To build Latino power, make Nevada the nation’s first primary

never run or trot on pavement

Nevada Democratic Assemblyman Edgar Flores, one of the authors, organized a horse parade for his 2020 reelection campaign. (Photo: Jeniffer Solis)

The road to the White House goes through Nevada, but we are not only a must-win November battleground for anyone who wants to win the presidency. We have also become a prominent and battle-tested early state in the presidential primary since 2008.

Now, after four cycles as the first Western state, Nevada has another opportunity to move up the primary calendar. This summer, the Democratic National Committee is considering changing the order of the presidential primary calendar. We believe the time is right to make Nevada the first state on the presidential primary calendar for 2024 and beyond.

The Latino community – in Nevada and nationally – is crucial for any candidate who wants to win the presidency. It is a key part of what makes our state such a compelling choice for this national distinction.

The order of the early states is much more than just dates on a calendar. It is about demonstrating our values. We say voters of color and immigrant voices matter, but are we giving them a fair and equal say? We say Democrats are pro-labor, but are we ensuring candidates have to visit union halls and earn the support of union workers? We say standing up for democracy is paramount, but are we leading by example on prioritizing access to the ballot box?

Nevada is the answer to those questions.

Our majority-minority state is a microcosm of the country at large. With a population that is nearly 30 percent Hispanic or Latino according to the U.S. Census Bureau, Nevada is one of the top states in the country for an increasingly important constituency. Latinos deserve more than lip service and campaign rhetoric – Democrats must show that our families are critical members of the party’s coalition.

Putting Nevada’s Latino electorate center stage would send a clear message and set candidates up for success by ensuring they are responsive to the concerns of our community.

Nevada is also more than 10 percent Black, nearly 10 percent Asian American, Hawaiian, or Pacific Islander, and home to 27 different Tribal nations. As our party continues to look for answers to mobilizing and winning over voters of color, a truly diverse state voting first would give our communities a much bigger seat at the table.

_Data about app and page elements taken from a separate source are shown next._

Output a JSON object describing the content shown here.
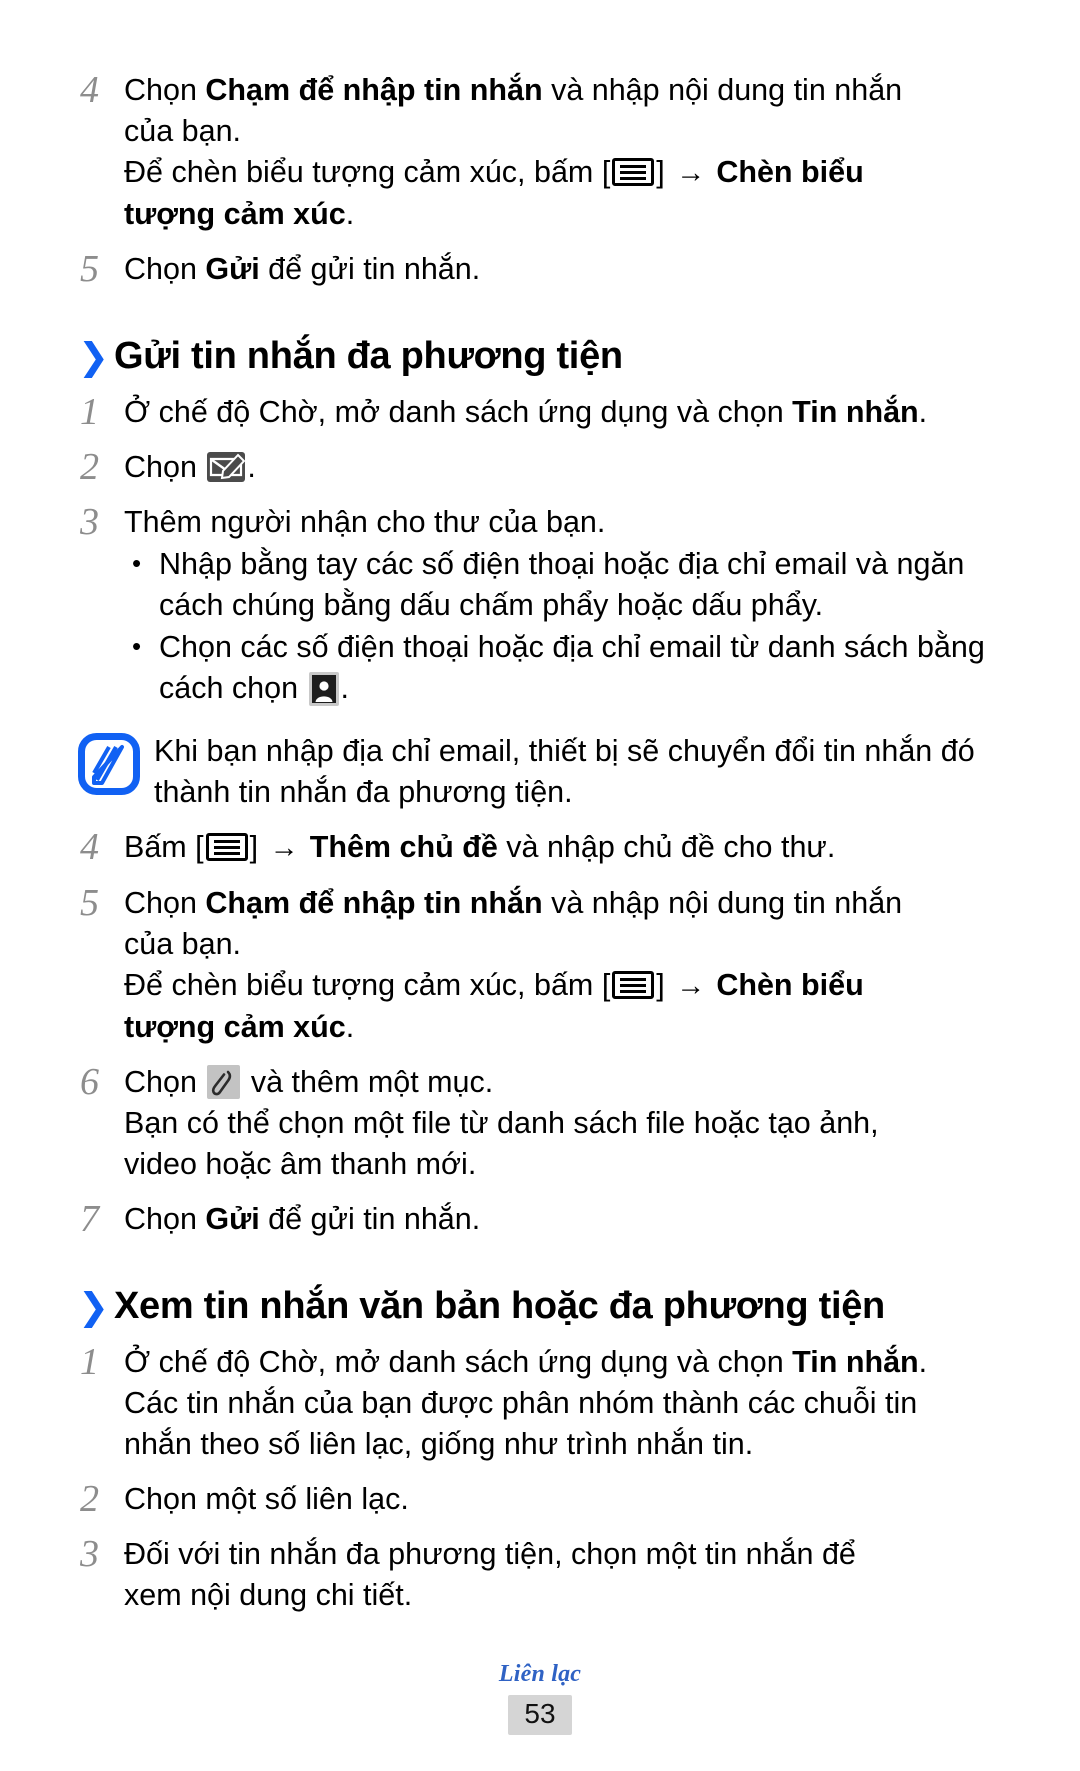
{
  "document": {
    "language": "vi",
    "page_number": "53",
    "footer_label": "Liên lạc"
  },
  "colors": {
    "accent_blue": "#1161f3",
    "footer_blue": "#2f62c4",
    "step_number_gray": "#8d8d8d",
    "page_box_gray": "#d5d5d5"
  },
  "top_steps": [
    {
      "number": "4",
      "lines": [
        {
          "parts": [
            {
              "t": "Chọn ",
              "bold": false
            },
            {
              "t": "Chạm để nhập tin nhắn",
              "bold": true
            },
            {
              "t": " và nhập nội dung tin nhắn",
              "bold": false
            }
          ]
        },
        {
          "parts": [
            {
              "t": "của bạn.",
              "bold": false
            }
          ]
        }
      ],
      "sub_lines": [
        {
          "parts": [
            {
              "t": "Để chèn biểu tượng cảm xúc, bấm [",
              "bold": false
            },
            {
              "icon": "menu-key-icon"
            },
            {
              "t": "] ",
              "bold": false
            },
            {
              "t": "→ ",
              "arrow": true
            },
            {
              "t": "Chèn biểu",
              "bold": true
            }
          ]
        },
        {
          "parts": [
            {
              "t": "tượng cảm xúc",
              "bold": true
            },
            {
              "t": ".",
              "bold": false
            }
          ]
        }
      ]
    },
    {
      "number": "5",
      "lines": [
        {
          "parts": [
            {
              "t": "Chọn ",
              "bold": false
            },
            {
              "t": "Gửi",
              "bold": true
            },
            {
              "t": " để gửi tin nhắn.",
              "bold": false
            }
          ]
        }
      ],
      "sub_lines": []
    }
  ],
  "section_mms": {
    "chevron": "❯",
    "title": "Gửi tin nhắn đa phương tiện",
    "steps": [
      {
        "number": "1",
        "lines": [
          {
            "parts": [
              {
                "t": "Ở chế độ Chờ, mở danh sách ứng dụng và chọn ",
                "bold": false
              },
              {
                "t": "Tin nhắn",
                "bold": true
              },
              {
                "t": ".",
                "bold": false
              }
            ]
          }
        ]
      },
      {
        "number": "2",
        "lines": [
          {
            "parts": [
              {
                "t": "Chọn ",
                "bold": false
              },
              {
                "icon": "compose-message-icon"
              },
              {
                "t": ".",
                "bold": false
              }
            ]
          }
        ]
      },
      {
        "number": "3",
        "lines": [
          {
            "parts": [
              {
                "t": "Thêm người nhận cho thư của bạn.",
                "bold": false
              }
            ]
          }
        ],
        "bullets": [
          [
            {
              "t": "Nhập bằng tay các số điện thoại hoặc địa chỉ email và ngăn cách chúng bằng dấu chấm phẩy hoặc dấu phẩy.",
              "bold": false
            }
          ],
          [
            {
              "t": "Chọn các số điện thoại hoặc địa chỉ email từ danh sách bằng cách chọn ",
              "bold": false
            },
            {
              "icon": "contact-picker-icon"
            },
            {
              "t": ".",
              "bold": false
            }
          ]
        ]
      },
      {
        "number": "4",
        "lines": [
          {
            "parts": [
              {
                "t": "Bấm [",
                "bold": false
              },
              {
                "icon": "menu-key-icon"
              },
              {
                "t": "] ",
                "bold": false
              },
              {
                "t": "→ ",
                "arrow": true
              },
              {
                "t": "Thêm chủ đề",
                "bold": true
              },
              {
                "t": " và nhập chủ đề cho thư.",
                "bold": false
              }
            ]
          }
        ]
      },
      {
        "number": "5",
        "lines": [
          {
            "parts": [
              {
                "t": "Chọn ",
                "bold": false
              },
              {
                "t": "Chạm để nhập tin nhắn",
                "bold": true
              },
              {
                "t": " và nhập nội dung tin nhắn",
                "bold": false
              }
            ]
          },
          {
            "parts": [
              {
                "t": "của bạn.",
                "bold": false
              }
            ]
          }
        ],
        "sub_lines": [
          {
            "parts": [
              {
                "t": "Để chèn biểu tượng cảm xúc, bấm [",
                "bold": false
              },
              {
                "icon": "menu-key-icon"
              },
              {
                "t": "] ",
                "bold": false
              },
              {
                "t": "→ ",
                "arrow": true
              },
              {
                "t": "Chèn biểu",
                "bold": true
              }
            ]
          },
          {
            "parts": [
              {
                "t": "tượng cảm xúc",
                "bold": true
              },
              {
                "t": ".",
                "bold": false
              }
            ]
          }
        ]
      },
      {
        "number": "6",
        "lines": [
          {
            "parts": [
              {
                "t": "Chọn ",
                "bold": false
              },
              {
                "icon": "attach-icon"
              },
              {
                "t": " và thêm một mục.",
                "bold": false
              }
            ]
          },
          {
            "parts": [
              {
                "t": "Bạn có thể chọn một file từ danh sách file hoặc tạo ảnh,",
                "bold": false
              }
            ]
          },
          {
            "parts": [
              {
                "t": "video hoặc âm thanh mới.",
                "bold": false
              }
            ]
          }
        ]
      },
      {
        "number": "7",
        "lines": [
          {
            "parts": [
              {
                "t": "Chọn ",
                "bold": false
              },
              {
                "t": "Gửi",
                "bold": true
              },
              {
                "t": " để gửi tin nhắn.",
                "bold": false
              }
            ]
          }
        ]
      }
    ]
  },
  "note": {
    "icon": "note-pencil-icon",
    "text": "Khi bạn nhập địa chỉ email, thiết bị sẽ chuyển đổi tin nhắn đó thành tin nhắn đa phương tiện."
  },
  "section_view": {
    "chevron": "❯",
    "title": "Xem tin nhắn văn bản hoặc đa phương tiện",
    "steps": [
      {
        "number": "1",
        "lines": [
          {
            "parts": [
              {
                "t": "Ở chế độ Chờ, mở danh sách ứng dụng và chọn ",
                "bold": false
              },
              {
                "t": "Tin nhắn",
                "bold": true
              },
              {
                "t": ".",
                "bold": false
              }
            ]
          },
          {
            "parts": [
              {
                "t": "Các tin nhắn của bạn được phân nhóm thành các chuỗi tin",
                "bold": false
              }
            ]
          },
          {
            "parts": [
              {
                "t": "nhắn theo số liên lạc, giống như trình nhắn tin.",
                "bold": false
              }
            ]
          }
        ]
      },
      {
        "number": "2",
        "lines": [
          {
            "parts": [
              {
                "t": "Chọn một số liên lạc.",
                "bold": false
              }
            ]
          }
        ]
      },
      {
        "number": "3",
        "lines": [
          {
            "parts": [
              {
                "t": "Đối với tin nhắn đa phương tiện, chọn một tin nhắn để",
                "bold": false
              }
            ]
          },
          {
            "parts": [
              {
                "t": "xem nội dung chi tiết.",
                "bold": false
              }
            ]
          }
        ]
      }
    ]
  }
}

Moving Nevada first would also push critical policy issues into the national conversation. As immigration reform stalls once again in Washington, Nevada has one of the highest undocumented populations per capita in the country. As the climate crisis worsens, Nevada is both the driest state in the nation and a national leader on renewable energy. As travel and tourism continue to recover, no state’s economy has faced more headwinds from COVID or rebounded faster.

The strong unions who built Nevada are another example of our diversity. From our construction workers to housekeepers on the Las Vegas Strip, labor is an important part of Nevada’s DNA. Nevada’s rate of workers represented by unions is above the national average and other current early states.

Nevada also offers a representative mix of urban, suburban, and rural communities that reflects the country. Thanks to our accessible media markets and smaller population, Nevada remains a proving ground for candidates that won’t break the bank – a place where retail politics and a strong grassroots organization can make a real difference.

And while so many states make it more difficult to vote, Nevada has been going in the opposite direction. Not only has the Nevada Legislature moved us from a party-run caucus to a more accessible state-run presidential primary for the 2024 election, voters will also have same-day registration, more than two weeks of early voting, and universal vote by mail.

The Battle Born State is ready for this spotlight. We urge the members of the Democratic National Committee to join us in supporting Nevada’s bid to host the next first in the nation primary.

Democrats in the Nevada Hispanic Legislative Caucus signers: Chair and Assemblywoman Selena Torres, Assemblyman Edgar Flores, Senator Dina Neal, Senator Mo Denis, Assemblywoman Sandra Jauregui, Assemblywoman Bea Duran, Assemblywoman Elaine Marzola, Assemblywoman Cecelia González, Assemblywoman Teresa Benitez-Thompson, Senator Fabian Donate, and Assemblywoman Susie Martinez

Our stories may be republished online or in print under Creative Commons license CC BY-NC-ND 4.0. We ask that you edit only for style or to shorten, provide proper attribution and link to our web site. Please see our republishing guidelines for use of photos and graphics.